There are numerous outcomes that can arise from child custody cases. Whichever arrangement the courts end up signing off on, the reasoning behind it will be based on the best interests of the child.
In some cases, the court may decide that supervised visitation is necessary. Often, this is a temporary measure but it is ultimately at the discretion of the family court. What is supervised visitation and how does it work?
Reasons for supervised visitation
There are several components that the family court will consider when deciding what is in the best interests of the child. At the forefront of these is safety. If there are any potential risks to the safety of the child, then supervised visitation may be ordered. For instance, if one parent has a history of substance abuse or antisocial behavior, supervised visitation may be required until they can prove that there is no danger to the child.
In some situations, a parent may have only just found out that they have a child. The child has grown up for a few years without them. Supervised visitation can be used to assist an estranged parent in getting to know their child on a gradual basis.
How supervised visitation functions

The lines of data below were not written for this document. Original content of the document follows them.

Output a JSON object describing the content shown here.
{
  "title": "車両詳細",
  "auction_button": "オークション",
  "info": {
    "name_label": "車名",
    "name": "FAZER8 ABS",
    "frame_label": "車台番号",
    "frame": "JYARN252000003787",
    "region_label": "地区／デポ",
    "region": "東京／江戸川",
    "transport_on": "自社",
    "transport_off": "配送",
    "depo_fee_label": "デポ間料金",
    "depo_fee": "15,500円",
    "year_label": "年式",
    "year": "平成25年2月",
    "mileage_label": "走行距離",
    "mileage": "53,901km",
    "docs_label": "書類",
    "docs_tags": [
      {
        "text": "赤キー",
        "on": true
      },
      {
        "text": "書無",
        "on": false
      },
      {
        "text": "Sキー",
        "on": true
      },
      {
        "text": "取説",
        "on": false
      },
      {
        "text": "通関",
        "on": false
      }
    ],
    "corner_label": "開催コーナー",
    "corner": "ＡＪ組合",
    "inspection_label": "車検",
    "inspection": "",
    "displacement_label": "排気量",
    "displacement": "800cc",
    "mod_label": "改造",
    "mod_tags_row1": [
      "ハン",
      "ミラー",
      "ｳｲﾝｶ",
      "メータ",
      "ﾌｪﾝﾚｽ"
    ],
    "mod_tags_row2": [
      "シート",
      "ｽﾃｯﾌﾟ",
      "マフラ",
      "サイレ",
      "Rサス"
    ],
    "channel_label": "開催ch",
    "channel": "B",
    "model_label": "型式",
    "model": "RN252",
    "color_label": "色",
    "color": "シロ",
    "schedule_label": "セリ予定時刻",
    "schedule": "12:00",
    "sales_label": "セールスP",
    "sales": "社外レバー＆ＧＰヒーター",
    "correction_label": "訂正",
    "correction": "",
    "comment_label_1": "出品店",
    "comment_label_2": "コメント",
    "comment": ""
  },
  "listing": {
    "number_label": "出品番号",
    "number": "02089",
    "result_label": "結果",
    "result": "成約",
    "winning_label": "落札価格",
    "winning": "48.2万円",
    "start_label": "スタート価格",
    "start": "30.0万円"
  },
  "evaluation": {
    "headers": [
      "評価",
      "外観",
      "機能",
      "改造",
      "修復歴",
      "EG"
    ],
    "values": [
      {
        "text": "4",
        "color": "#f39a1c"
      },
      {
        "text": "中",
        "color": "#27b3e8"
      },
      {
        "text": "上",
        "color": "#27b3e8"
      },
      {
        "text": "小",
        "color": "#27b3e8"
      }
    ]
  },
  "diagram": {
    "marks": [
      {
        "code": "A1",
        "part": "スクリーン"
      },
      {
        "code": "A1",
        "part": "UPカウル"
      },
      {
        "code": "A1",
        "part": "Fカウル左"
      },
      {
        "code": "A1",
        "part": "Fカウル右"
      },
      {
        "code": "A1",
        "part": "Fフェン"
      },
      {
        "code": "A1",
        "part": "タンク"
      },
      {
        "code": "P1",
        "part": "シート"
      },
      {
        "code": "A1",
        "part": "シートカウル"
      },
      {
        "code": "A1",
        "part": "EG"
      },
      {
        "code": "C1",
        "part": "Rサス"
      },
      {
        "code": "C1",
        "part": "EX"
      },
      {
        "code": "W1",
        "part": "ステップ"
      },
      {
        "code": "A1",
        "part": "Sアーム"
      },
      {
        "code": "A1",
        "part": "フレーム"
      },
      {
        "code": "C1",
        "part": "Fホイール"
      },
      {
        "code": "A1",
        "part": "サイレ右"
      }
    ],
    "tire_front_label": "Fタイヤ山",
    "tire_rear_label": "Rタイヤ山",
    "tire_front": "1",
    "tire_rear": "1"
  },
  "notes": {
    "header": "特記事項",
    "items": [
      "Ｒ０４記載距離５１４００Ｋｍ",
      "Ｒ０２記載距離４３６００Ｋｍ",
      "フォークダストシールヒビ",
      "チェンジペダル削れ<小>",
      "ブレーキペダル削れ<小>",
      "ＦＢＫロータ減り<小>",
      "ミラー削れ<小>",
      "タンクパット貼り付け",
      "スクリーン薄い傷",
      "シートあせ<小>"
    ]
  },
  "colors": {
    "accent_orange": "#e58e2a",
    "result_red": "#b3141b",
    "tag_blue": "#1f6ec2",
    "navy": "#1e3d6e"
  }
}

Sometimes, supervised visitation can occur at a domestic residence but it usually takes place in a specially designed facility. During visits, a responsible third party will be on standby at all times in case the visit becomes too much for the child or parent.
As a parent, you have a host of rights at your disposal. To assert these rights, it will benefit you to seek some legal guidance.